Complainant must prove on the balance of probabilities both that the Disputed Domain Name was registered in bad faith and that it is being used in bad faith (see, e.g., Telstra Corporation Limited v. Nuclear Marshmallow, WIPO Case No. D2000-0003; Control Techniques Limited v. Lektronix Ltd, WIPO Case No. D2006-1052).

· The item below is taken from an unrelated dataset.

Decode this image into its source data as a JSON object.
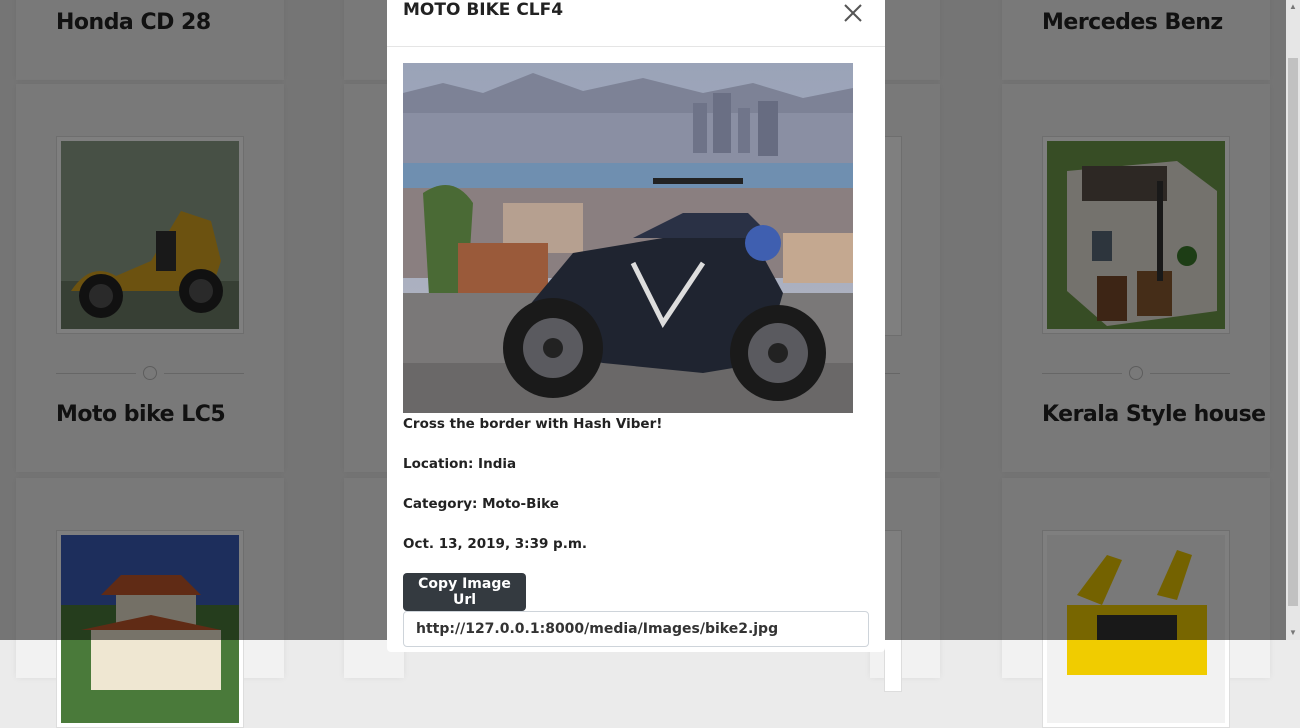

In the instant case, the Panel finds that Respondent must have had knowledge of Complainant's rights in the EFG trademark at the moment it registered the Disputed Domain Name. Complainant has valid trademarks in the US, where Respondent is located. A simple trademark search on the Internet would have revealed the presence and use of the EFG trademark by Complainant. Moreover, the Panel considers that the nature of the links on the website linked to the Disputed Domain Name creates at least an inference that Respondent was aware of Complainant at the time of registration of the Disputed Domain Name (see Delta-Sonic Carwash Systems, Inc. v. Radio plus, spol.s r.o., WIPO Case No. D2015-1512).
The Panel therefore finds that Respondent's awareness of Complainant's trademark rights at the time of registration suggests bad faith (see Red Bull GmbH v. Credit du Léman SA, Jean-Denis Deletraz, WIPO CaseNo. D2011-2209; Nintendo of America Inc v. Marco Beijen, Beijen Consulting, Pokemon Fan Clubs Org., and Pokemon Fans Unite, WIPO Case No. D2001-1070, where POKÉMON was held to be a well-known mark of which the use by someone without any connection or legal relationship with the complainant suggested opportunistic bad faith; BellSouth Intellectual Property Corporation v. Serena, Axel, WIPO Case No. D2006-0007, where it was held that the respondent acted in bad faith when registering the disputed domain name, because widespread and long-standing advertising and marketing of goods and services under the trademarks in question, the inclusion of the entire trademark in the domain name, and the similarity of products implied by addition of telecommunications services suffix ("voip") suggested knowledge of the complainant's rights in the trademarks).
As mentioned above, Respondent uses the Disputed Domain Name to refer to a website incorporating sponsored links to promote services of third parties which are either competing with or closely related to the services offered by Complainant. While the intention to earn click-through-revenue is not in itself illegitimate, the Panel finds that the use of a domain name that is deceptively similar to a trademark to obtain click-through-revenue is found to be bad faith use (see Mpire Corporation v. Michael Frey, WIPO Case No. D2009-0258; L'Oréal, Biotherm, Lancôme Parfums et Beauté & Cie v. Unasi, Inc., WIPO Case No. D2005-0623).
The Panel therefore concludes that, by using the Disputed Domain Name incorporating Complainant's trademark in connection with a website containing links referable to goods and services relating to Complainant's industry, Respondent has intentionally attempted to attract Internet users to its website for commercial gain by creating a likelihood of confusion with Complainant's trademark. In accordance with paragraph 4(b)(iv) of the Policy, this is evidence of registration and use in bad faith.
Finally, by failing to respond to the Complaint, Respondent did not take any initiative to contest the foregoing. Pursuant to paragraph 14 of the Rules, the Panel may draw the conclusions it considers appropriate.
In view of the above, the Panel finds that, on the balance of probabilities, it is sufficiently shown that the Disputed Domain Name was registered and is being used in bad faith.
For the foregoing reasons, in accordance with paragraphs 4(i) of the Policy and 15 of the Rules, the Panel orders that the Disputed Domain Name, <efg.global>, be transferred to Complainant.
Flip Jan Claude Petillion
Date: December 11, 2015